We loaded up the car with kids, coolers, and cold water bottles, slathered on the sunscreen, and made the hour-long trek to just shy of Oklahoma where the blueberries and blackberries are.Â There was certainly a lot of excitement, which is saying a lot since the outside temperature would reach over 100 degrees before all was said and done.Â We arrived, picked up our buckets, and began the quest to fill our pails with luscious ripe blueberries.
Except for one slight problem.Â Our overly-wet weather and late cold snaps in the spring had delayed the full-bloom of the blueberries about a week.Â The pickinâ€™s were definitely slim compared to years past.Â We did manage to find some bushes yielding lots of berries, but despite our best efforts, our buckets took a long time to fill.
So what did we do?Â We had lunch and regrouped.Â Itâ€™s always easier to think more clearly in the shade, sitting down, in front of a great big fan.
After lunch, since the natives were restless and tired of picking blueberries, we decided to head over to the blackberry patch.Â Because the blackberry bushes have thorns, we were given special sticks to use to pull the branches down for picking.
And we made a discovery: what was bad for the blueberries was wonderful for the blackberries!Â Loads of near-to-bursting blackberries, fat and ripe on the branch, ready to be picked.Â Look carefully at this picture and youâ€™ll see what I mean.Â Or, you can click on it to enlarge.
We made another discovery, too.Â Unknown to me, my dear friend Christin, who usually makes this trip with me, had come out to pick berries on the EXACT SAME DAY!!Â We met up at the pavilion and headed out to the back areas where we could pick blackberries and blueberries together.
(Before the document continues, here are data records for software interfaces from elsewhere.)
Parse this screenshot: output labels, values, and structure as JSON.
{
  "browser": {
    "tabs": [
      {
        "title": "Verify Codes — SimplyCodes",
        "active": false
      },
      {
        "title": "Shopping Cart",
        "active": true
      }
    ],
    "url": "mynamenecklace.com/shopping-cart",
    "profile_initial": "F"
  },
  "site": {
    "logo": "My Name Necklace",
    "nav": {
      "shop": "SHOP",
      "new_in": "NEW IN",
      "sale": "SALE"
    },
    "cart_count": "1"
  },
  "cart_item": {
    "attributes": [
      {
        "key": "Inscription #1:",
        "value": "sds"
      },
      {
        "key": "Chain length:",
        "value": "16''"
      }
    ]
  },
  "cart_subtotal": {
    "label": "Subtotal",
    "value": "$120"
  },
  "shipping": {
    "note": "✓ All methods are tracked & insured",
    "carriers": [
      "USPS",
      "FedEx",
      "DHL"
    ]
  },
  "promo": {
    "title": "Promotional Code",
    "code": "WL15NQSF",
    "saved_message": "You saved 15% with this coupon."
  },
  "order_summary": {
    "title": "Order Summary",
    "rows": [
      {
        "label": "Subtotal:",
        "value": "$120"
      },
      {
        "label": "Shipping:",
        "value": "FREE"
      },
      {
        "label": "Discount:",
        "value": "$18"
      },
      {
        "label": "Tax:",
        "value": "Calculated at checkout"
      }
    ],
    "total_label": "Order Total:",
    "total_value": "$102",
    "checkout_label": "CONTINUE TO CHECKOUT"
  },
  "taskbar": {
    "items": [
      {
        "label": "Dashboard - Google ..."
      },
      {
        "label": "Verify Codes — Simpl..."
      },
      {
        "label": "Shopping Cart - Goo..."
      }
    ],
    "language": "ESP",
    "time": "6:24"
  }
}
Crisana and Berkley even wore matching colors, with red tops and white shorts!
By the time we left, we had gathered about 3/4 gallon of blueberries and a few pints of blackberries.Â We watched as they cleaned and bagged the delicious fruit and of course I had to make the obligatory stop at the country store to pick up jars of their preserves and stuffed olives (that Matt absolutely loves) before the long, hot drive home.Â Unfortunately, one of the scouts, in a bad combination of overheated, underhydrated, and overstuffed with lunch, managed to get sick IN MY CAR on the way homeâ€¦making a rather unpleasant end to what had been a fun day.Â Thanks to scotch-guard on the carpet and leather seats, I was able to get the mess â€“ and stench â€“ removed fairly easily once we got home.Â And now we have a great memory we wonâ€™t soon forget.
That, and a whole drawer full of yummy ripe berries to eat.